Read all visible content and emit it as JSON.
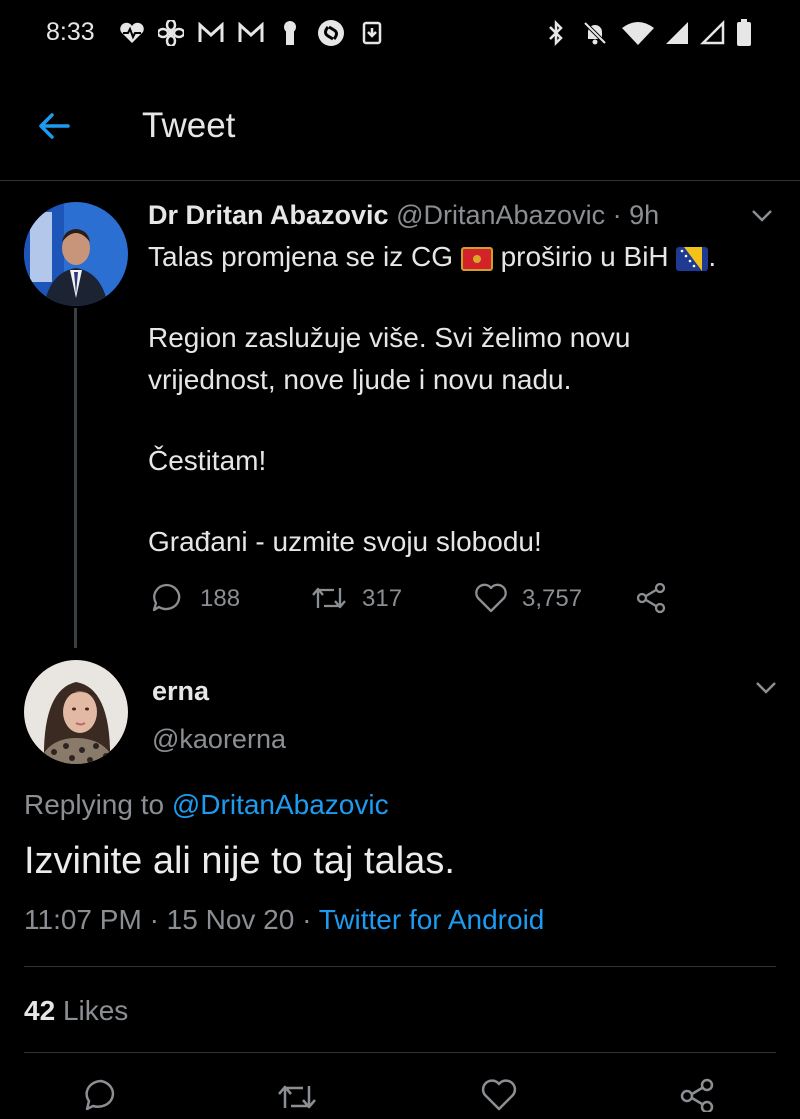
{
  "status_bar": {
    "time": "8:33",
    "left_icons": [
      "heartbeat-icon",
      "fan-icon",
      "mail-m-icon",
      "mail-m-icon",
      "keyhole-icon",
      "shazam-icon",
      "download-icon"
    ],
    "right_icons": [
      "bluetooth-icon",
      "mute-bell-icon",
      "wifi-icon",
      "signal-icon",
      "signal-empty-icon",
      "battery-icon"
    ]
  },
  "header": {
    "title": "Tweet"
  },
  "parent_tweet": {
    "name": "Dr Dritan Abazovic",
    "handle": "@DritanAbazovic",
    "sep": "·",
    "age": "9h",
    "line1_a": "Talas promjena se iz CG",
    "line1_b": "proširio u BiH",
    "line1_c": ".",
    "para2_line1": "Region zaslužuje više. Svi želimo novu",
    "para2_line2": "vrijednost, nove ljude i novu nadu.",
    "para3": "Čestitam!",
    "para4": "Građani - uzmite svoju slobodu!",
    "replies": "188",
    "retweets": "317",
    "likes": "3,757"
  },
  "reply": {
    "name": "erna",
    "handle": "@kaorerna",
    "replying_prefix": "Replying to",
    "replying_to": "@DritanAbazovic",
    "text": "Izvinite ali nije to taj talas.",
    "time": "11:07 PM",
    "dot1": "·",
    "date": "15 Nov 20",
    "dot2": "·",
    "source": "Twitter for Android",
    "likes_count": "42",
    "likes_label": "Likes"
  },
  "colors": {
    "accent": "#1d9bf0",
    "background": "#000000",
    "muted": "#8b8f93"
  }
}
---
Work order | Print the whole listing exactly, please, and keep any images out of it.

Result of the task |
Read all visible content and emit it as JSON.
{
  "status_bar": {
    "time": "8:33",
    "left_icons": [
      "heartbeat-icon",
      "fan-icon",
      "mail-m-icon",
      "mail-m-icon",
      "keyhole-icon",
      "shazam-icon",
      "download-icon"
    ],
    "right_icons": [
      "bluetooth-icon",
      "mute-bell-icon",
      "wifi-icon",
      "signal-icon",
      "signal-empty-icon",
      "battery-icon"
    ]
  },
  "header": {
    "title": "Tweet"
  },
  "parent_tweet": {
    "name": "Dr Dritan Abazovic",
    "handle": "@DritanAbazovic",
    "sep": "·",
    "age": "9h",
    "line1_a": "Talas promjena se iz CG",
    "line1_b": "proširio u BiH",
    "line1_c": ".",
    "para2_line1": "Region zaslužuje više. Svi želimo novu",
    "para2_line2": "vrijednost, nove ljude i novu nadu.",
    "para3": "Čestitam!",
    "para4": "Građani - uzmite svoju slobodu!",
    "replies": "188",
    "retweets": "317",
    "likes": "3,757"
  },
  "reply": {
    "name": "erna",
    "handle": "@kaorerna",
    "replying_prefix": "Replying to",
    "replying_to": "@DritanAbazovic",
    "text": "Izvinite ali nije to taj talas.",
    "time": "11:07 PM",
    "dot1": "·",
    "date": "15 Nov 20",
    "dot2": "·",
    "source": "Twitter for Android",
    "likes_count": "42",
    "likes_label": "Likes"
  },
  "colors": {
    "accent": "#1d9bf0",
    "background": "#000000",
    "muted": "#8b8f93"
  }
}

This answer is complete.